--- MATERIAL SUPPLIED ---
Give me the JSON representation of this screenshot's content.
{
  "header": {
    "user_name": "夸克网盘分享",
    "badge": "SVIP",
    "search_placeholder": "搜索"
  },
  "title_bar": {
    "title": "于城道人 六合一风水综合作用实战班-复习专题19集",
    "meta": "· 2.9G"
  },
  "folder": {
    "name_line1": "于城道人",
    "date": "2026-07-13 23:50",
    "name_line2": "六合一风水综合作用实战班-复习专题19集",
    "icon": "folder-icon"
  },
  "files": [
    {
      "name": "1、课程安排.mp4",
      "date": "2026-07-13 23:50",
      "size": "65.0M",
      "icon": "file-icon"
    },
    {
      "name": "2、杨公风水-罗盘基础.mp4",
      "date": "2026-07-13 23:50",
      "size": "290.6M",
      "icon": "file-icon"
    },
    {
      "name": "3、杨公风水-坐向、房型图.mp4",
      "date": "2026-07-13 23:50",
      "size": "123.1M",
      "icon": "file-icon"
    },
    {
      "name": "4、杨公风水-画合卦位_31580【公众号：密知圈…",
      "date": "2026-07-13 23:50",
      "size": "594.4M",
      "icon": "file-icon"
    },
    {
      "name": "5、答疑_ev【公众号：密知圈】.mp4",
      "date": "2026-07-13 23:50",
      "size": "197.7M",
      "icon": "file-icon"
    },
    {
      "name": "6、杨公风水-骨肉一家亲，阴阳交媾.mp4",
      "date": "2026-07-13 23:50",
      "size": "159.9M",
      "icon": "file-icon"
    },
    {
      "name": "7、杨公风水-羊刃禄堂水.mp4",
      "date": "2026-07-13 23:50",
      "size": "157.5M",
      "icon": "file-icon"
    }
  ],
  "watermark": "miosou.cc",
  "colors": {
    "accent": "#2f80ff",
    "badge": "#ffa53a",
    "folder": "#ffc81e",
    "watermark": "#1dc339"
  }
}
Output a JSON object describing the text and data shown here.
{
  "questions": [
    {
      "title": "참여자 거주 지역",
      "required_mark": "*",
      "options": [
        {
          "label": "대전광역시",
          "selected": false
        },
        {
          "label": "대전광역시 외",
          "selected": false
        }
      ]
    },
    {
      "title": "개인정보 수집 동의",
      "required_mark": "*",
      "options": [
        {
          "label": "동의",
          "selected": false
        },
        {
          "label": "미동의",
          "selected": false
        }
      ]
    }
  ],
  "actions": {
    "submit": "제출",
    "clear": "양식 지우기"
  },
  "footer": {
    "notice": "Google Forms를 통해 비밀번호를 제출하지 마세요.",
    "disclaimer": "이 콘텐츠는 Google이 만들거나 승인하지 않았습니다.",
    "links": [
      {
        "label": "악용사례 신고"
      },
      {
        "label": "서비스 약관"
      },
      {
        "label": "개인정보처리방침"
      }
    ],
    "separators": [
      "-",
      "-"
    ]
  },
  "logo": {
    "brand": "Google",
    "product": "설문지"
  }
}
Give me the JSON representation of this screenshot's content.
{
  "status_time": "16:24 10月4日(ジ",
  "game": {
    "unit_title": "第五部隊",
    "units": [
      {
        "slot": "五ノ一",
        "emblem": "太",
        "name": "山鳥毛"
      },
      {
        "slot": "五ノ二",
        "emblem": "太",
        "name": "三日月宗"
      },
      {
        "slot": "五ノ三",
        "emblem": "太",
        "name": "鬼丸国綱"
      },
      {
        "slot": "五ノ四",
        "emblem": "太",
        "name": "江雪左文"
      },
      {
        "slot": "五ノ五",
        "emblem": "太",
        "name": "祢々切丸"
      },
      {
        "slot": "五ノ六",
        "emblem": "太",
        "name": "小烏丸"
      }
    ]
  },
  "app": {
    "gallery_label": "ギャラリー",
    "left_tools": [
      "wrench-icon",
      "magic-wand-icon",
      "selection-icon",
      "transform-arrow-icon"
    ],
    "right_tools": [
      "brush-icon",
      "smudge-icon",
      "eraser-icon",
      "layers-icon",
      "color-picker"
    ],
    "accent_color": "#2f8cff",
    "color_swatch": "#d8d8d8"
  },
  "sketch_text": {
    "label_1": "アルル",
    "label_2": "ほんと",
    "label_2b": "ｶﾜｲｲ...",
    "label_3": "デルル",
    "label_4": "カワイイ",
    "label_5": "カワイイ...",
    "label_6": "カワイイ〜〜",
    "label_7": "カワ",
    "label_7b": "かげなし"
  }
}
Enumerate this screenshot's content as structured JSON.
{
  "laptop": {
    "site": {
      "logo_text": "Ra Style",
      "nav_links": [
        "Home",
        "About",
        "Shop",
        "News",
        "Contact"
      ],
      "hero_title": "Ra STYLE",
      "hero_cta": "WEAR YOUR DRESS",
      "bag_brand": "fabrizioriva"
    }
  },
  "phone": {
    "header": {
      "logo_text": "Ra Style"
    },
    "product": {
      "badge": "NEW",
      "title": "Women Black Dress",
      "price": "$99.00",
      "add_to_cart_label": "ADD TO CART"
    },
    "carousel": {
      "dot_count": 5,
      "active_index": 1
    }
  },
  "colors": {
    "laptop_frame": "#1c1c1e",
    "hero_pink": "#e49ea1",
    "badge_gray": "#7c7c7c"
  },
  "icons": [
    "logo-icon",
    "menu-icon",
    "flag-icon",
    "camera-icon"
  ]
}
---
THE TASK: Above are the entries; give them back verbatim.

SOLUTION TO THIS PROBLEM:
Give me the JSON representation of this screenshot's content.
{
  "header": {
    "user_name": "夸克网盘分享",
    "badge": "SVIP",
    "search_placeholder": "搜索"
  },
  "title_bar": {
    "title": "于城道人 六合一风水综合作用实战班-复习专题19集",
    "meta": "· 2.9G"
  },
  "folder": {
    "name_line1": "于城道人",
    "date": "2026-07-13 23:50",
    "name_line2": "六合一风水综合作用实战班-复习专题19集",
    "icon": "folder-icon"
  },
  "files": [
    {
      "name": "1、课程安排.mp4",
      "date": "2026-07-13 23:50",
      "size": "65.0M",
      "icon": "file-icon"
    },
    {
      "name": "2、杨公风水-罗盘基础.mp4",
      "date": "2026-07-13 23:50",
      "size": "290.6M",
      "icon": "file-icon"
    },
    {
      "name": "3、杨公风水-坐向、房型图.mp4",
      "date": "2026-07-13 23:50",
      "size": "123.1M",
      "icon": "file-icon"
    },
    {
      "name": "4、杨公风水-画合卦位_31580【公众号：密知圈…",
      "date": "2026-07-13 23:50",
      "size": "594.4M",
      "icon": "file-icon"
    },
    {
      "name": "5、答疑_ev【公众号：密知圈】.mp4",
      "date": "2026-07-13 23:50",
      "size": "197.7M",
      "icon": "file-icon"
    },
    {
      "name": "6、杨公风水-骨肉一家亲，阴阳交媾.mp4",
      "date": "2026-07-13 23:50",
      "size": "159.9M",
      "icon": "file-icon"
    },
    {
      "name": "7、杨公风水-羊刃禄堂水.mp4",
      "date": "2026-07-13 23:50",
      "size": "157.5M",
      "icon": "file-icon"
    }
  ],
  "watermark": "miosou.cc",
  "colors": {
    "accent": "#2f80ff",
    "badge": "#ffa53a",
    "folder": "#ffc81e",
    "watermark": "#1dc339"
  }
}
Output a JSON object describing the text and data shown here.
{
  "questions": [
    {
      "title": "참여자 거주 지역",
      "required_mark": "*",
      "options": [
        {
          "label": "대전광역시",
          "selected": false
        },
        {
          "label": "대전광역시 외",
          "selected": false
        }
      ]
    },
    {
      "title": "개인정보 수집 동의",
      "required_mark": "*",
      "options": [
        {
          "label": "동의",
          "selected": false
        },
        {
          "label": "미동의",
          "selected": false
        }
      ]
    }
  ],
  "actions": {
    "submit": "제출",
    "clear": "양식 지우기"
  },
  "footer": {
    "notice": "Google Forms를 통해 비밀번호를 제출하지 마세요.",
    "disclaimer": "이 콘텐츠는 Google이 만들거나 승인하지 않았습니다.",
    "links": [
      {
        "label": "악용사례 신고"
      },
      {
        "label": "서비스 약관"
      },
      {
        "label": "개인정보처리방침"
      }
    ],
    "separators": [
      "-",
      "-"
    ]
  },
  "logo": {
    "brand": "Google",
    "product": "설문지"
  }
}
Give me the JSON representation of this screenshot's content.
{
  "status_time": "16:24 10月4日(ジ",
  "game": {
    "unit_title": "第五部隊",
    "units": [
      {
        "slot": "五ノ一",
        "emblem": "太",
        "name": "山鳥毛"
      },
      {
        "slot": "五ノ二",
        "emblem": "太",
        "name": "三日月宗"
      },
      {
        "slot": "五ノ三",
        "emblem": "太",
        "name": "鬼丸国綱"
      },
      {
        "slot": "五ノ四",
        "emblem": "太",
        "name": "江雪左文"
      },
      {
        "slot": "五ノ五",
        "emblem": "太",
        "name": "祢々切丸"
      },
      {
        "slot": "五ノ六",
        "emblem": "太",
        "name": "小烏丸"
      }
    ]
  },
  "app": {
    "gallery_label": "ギャラリー",
    "left_tools": [
      "wrench-icon",
      "magic-wand-icon",
      "selection-icon",
      "transform-arrow-icon"
    ],
    "right_tools": [
      "brush-icon",
      "smudge-icon",
      "eraser-icon",
      "layers-icon",
      "color-picker"
    ],
    "accent_color": "#2f8cff",
    "color_swatch": "#d8d8d8"
  },
  "sketch_text": {
    "label_1": "アルル",
    "label_2": "ほんと",
    "label_2b": "ｶﾜｲｲ...",
    "label_3": "デルル",
    "label_4": "カワイイ",
    "label_5": "カワイイ...",
    "label_6": "カワイイ〜〜",
    "label_7": "カワ",
    "label_7b": "かげなし"
  }
}
Enumerate this screenshot's content as structured JSON.
{
  "laptop": {
    "site": {
      "logo_text": "Ra Style",
      "nav_links": [
        "Home",
        "About",
        "Shop",
        "News",
        "Contact"
      ],
      "hero_title": "Ra STYLE",
      "hero_cta": "WEAR YOUR DRESS",
      "bag_brand": "fabrizioriva"
    }
  },
  "phone": {
    "header": {
      "logo_text": "Ra Style"
    },
    "product": {
      "badge": "NEW",
      "title": "Women Black Dress",
      "price": "$99.00",
      "add_to_cart_label": "ADD TO CART"
    },
    "carousel": {
      "dot_count": 5,
      "active_index": 1
    }
  },
  "colors": {
    "laptop_frame": "#1c1c1e",
    "hero_pink": "#e49ea1",
    "badge_gray": "#7c7c7c"
  },
  "icons": [
    "logo-icon",
    "menu-icon",
    "flag-icon",
    "camera-icon"
  ]
}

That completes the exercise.